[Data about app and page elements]
--- START ---

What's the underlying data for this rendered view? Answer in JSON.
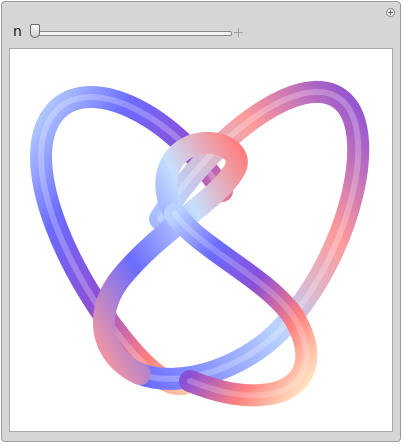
{
  "controls": {
    "slider_variable": "n",
    "slider_value_fraction": 0.0
  },
  "graphic": {
    "description_icon": "knot-3d-tube",
    "tube_colors": {
      "light_blue": "#b9d3ff",
      "blue": "#6b6bff",
      "purple": "#8c4fd6",
      "pink": "#ff9a9a",
      "salmon": "#ff7f7f",
      "cream": "#fff0c8"
    }
  }
}
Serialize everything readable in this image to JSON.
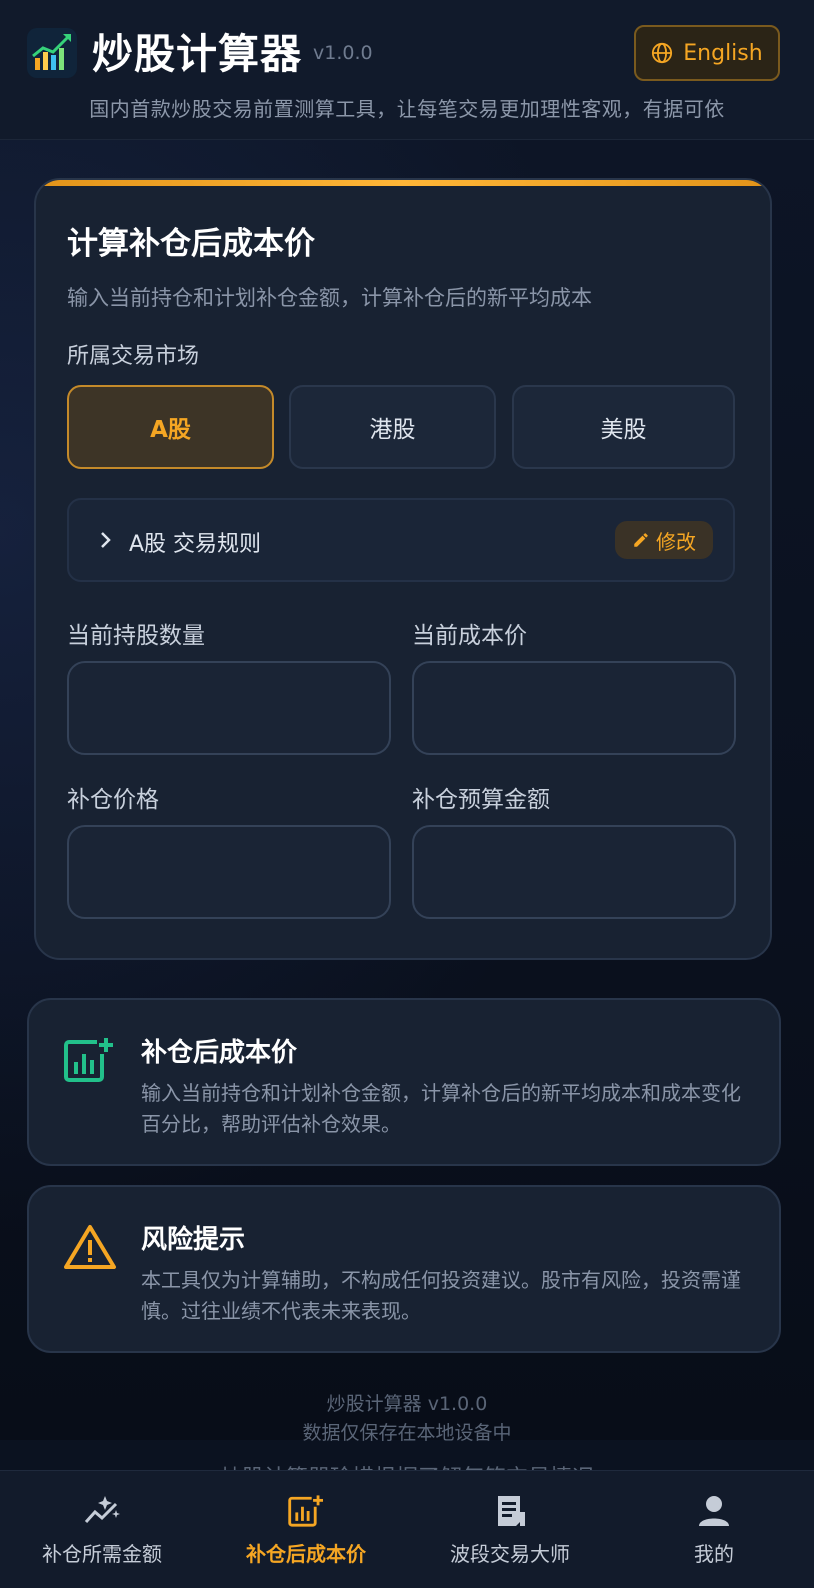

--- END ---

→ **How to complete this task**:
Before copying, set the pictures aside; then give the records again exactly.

→ **Exercise answer**:
What's the underlying data for this rendered view? Answer in JSON.
{
  "controls": {
    "slider_variable": "n",
    "slider_value_fraction": 0.0
  },
  "graphic": {
    "description_icon": "knot-3d-tube",
    "tube_colors": {
      "light_blue": "#b9d3ff",
      "blue": "#6b6bff",
      "purple": "#8c4fd6",
      "pink": "#ff9a9a",
      "salmon": "#ff7f7f",
      "cream": "#fff0c8"
    }
  }
}
Serialize everything readable in this image to JSON.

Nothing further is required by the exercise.